Several of the classic toys we were obsessed with when we were growing up weren't originally created with the intention of becoming a kid's toy, but once they made the switch, they became more successful than they could have ever imagined.
Here are the most iconic toys that you absolutely played with that had very different origins than what you'd expect:
It's bouncy, stretchy, and all around fun, but where did it come from? Well, Silly Putty was created way back during World War II because there was a shortage of rubber. Researchers were trying to find an alternative, so they mixed silicone oil and boric acid and ended up with this bizarre substance.
It was non-toxic, bouncy, it could even pull ink off of newspapers, and it didn't mold. The one thing it couldn't do was replace rubber.
It wasn't until 1949 that toy store owner Ruth Falgatter discovered the substance and started marketing it as a toy. It didn't sell very well, at least not until she contacted a marketing consultant named Peter Hodgson who put it in plastic eggs and gave it the name Silly Putty.
Slinkys were invented after a Naval mechanical engineer named Richard James knocked over a prototype spring onto the floor. Apparently he saw it "walk" several times, stepping onto a stack of books and then onto the table and then onto the floor, before landing in a little pile like we all know that Slinkys do.
His wife Betty later revealed what he said after seeing that. "He came home and said, 'I think if I got the right property of steel and the right tension; I could make it walk.'"

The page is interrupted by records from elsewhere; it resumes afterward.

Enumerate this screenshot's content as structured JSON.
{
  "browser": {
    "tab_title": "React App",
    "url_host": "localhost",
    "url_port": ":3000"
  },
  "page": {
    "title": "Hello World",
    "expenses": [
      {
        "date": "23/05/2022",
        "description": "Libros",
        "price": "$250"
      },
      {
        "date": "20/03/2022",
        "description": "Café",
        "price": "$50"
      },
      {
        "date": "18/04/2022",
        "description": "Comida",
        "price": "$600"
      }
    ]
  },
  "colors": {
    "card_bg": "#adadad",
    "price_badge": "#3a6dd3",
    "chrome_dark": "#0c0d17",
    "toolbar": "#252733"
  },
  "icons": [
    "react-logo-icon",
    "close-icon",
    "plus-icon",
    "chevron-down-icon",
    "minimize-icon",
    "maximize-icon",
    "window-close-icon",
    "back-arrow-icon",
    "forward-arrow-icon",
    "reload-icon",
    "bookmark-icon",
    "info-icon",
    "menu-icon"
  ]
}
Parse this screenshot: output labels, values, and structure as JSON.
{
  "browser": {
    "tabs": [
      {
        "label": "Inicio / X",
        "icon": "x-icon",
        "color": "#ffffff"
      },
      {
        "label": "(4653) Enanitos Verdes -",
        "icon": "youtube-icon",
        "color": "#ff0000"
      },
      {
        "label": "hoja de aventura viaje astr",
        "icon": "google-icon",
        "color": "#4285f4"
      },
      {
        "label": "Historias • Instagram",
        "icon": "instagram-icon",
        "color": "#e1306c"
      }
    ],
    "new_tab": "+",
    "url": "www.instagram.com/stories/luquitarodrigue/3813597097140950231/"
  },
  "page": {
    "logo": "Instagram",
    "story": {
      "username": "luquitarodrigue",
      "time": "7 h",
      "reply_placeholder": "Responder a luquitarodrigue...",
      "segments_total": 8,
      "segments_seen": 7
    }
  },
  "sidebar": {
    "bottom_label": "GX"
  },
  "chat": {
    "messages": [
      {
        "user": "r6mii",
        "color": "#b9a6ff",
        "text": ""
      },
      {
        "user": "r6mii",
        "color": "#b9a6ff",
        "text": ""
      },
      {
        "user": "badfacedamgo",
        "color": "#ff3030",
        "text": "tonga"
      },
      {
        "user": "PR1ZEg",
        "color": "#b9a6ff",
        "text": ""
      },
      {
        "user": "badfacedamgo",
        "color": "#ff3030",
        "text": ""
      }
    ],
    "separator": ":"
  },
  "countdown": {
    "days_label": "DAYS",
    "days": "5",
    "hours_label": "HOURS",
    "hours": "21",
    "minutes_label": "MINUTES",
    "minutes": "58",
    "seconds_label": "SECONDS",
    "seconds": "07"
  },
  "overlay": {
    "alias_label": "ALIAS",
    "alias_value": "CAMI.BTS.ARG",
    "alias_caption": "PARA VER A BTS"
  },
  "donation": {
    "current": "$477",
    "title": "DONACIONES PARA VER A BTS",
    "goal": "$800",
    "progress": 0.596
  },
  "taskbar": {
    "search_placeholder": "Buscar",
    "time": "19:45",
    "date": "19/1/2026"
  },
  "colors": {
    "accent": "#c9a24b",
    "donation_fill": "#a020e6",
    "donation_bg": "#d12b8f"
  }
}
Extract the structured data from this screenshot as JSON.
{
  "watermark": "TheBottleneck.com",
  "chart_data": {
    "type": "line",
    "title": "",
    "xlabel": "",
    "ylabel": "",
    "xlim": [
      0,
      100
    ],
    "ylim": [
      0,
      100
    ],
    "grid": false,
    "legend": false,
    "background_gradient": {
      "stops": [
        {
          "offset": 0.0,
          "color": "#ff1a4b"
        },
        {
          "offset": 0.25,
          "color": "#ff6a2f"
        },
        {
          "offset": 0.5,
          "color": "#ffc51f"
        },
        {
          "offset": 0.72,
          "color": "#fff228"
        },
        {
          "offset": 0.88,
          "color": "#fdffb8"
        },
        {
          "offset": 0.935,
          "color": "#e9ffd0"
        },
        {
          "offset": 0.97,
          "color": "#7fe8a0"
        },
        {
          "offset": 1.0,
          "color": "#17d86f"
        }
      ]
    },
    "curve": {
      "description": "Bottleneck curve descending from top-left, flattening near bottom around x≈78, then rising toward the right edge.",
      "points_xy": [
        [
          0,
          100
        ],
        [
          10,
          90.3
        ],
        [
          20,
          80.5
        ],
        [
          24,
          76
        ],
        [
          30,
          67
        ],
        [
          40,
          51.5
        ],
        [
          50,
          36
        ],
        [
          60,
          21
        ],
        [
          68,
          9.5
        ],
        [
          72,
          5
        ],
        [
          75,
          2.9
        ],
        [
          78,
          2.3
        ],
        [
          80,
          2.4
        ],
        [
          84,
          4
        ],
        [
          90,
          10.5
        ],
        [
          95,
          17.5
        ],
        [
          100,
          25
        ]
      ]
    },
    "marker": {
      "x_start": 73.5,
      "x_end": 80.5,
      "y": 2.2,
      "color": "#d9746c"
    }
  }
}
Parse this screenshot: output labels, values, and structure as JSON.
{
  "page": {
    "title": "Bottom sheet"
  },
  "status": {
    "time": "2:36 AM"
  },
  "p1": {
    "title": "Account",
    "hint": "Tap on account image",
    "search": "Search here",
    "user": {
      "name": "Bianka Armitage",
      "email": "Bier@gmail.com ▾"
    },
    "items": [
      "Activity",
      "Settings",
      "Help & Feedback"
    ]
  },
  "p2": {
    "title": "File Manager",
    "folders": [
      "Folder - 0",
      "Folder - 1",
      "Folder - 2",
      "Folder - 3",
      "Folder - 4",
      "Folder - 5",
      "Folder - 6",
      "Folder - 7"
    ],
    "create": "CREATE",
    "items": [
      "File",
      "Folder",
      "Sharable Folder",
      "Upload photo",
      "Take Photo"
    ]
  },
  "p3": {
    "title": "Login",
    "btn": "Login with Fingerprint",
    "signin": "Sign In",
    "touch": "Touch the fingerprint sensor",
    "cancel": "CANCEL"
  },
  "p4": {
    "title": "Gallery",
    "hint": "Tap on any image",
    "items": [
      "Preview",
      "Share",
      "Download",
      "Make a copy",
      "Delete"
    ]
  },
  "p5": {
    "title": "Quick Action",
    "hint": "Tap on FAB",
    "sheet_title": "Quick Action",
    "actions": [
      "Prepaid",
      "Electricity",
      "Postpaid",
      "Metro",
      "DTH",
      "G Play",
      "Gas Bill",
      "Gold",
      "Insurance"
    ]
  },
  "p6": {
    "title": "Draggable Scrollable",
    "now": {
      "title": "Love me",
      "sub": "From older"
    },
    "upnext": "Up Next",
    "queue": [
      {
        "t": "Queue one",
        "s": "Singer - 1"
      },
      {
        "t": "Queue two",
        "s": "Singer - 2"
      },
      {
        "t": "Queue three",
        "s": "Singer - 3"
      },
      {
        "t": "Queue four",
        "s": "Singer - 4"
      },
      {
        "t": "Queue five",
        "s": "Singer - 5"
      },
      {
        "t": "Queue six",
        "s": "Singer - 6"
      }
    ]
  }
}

After trying different types of steel and tension, he finally found the perfect formula. He eventually came up with a faster way of processing them and was able to sell millions of them.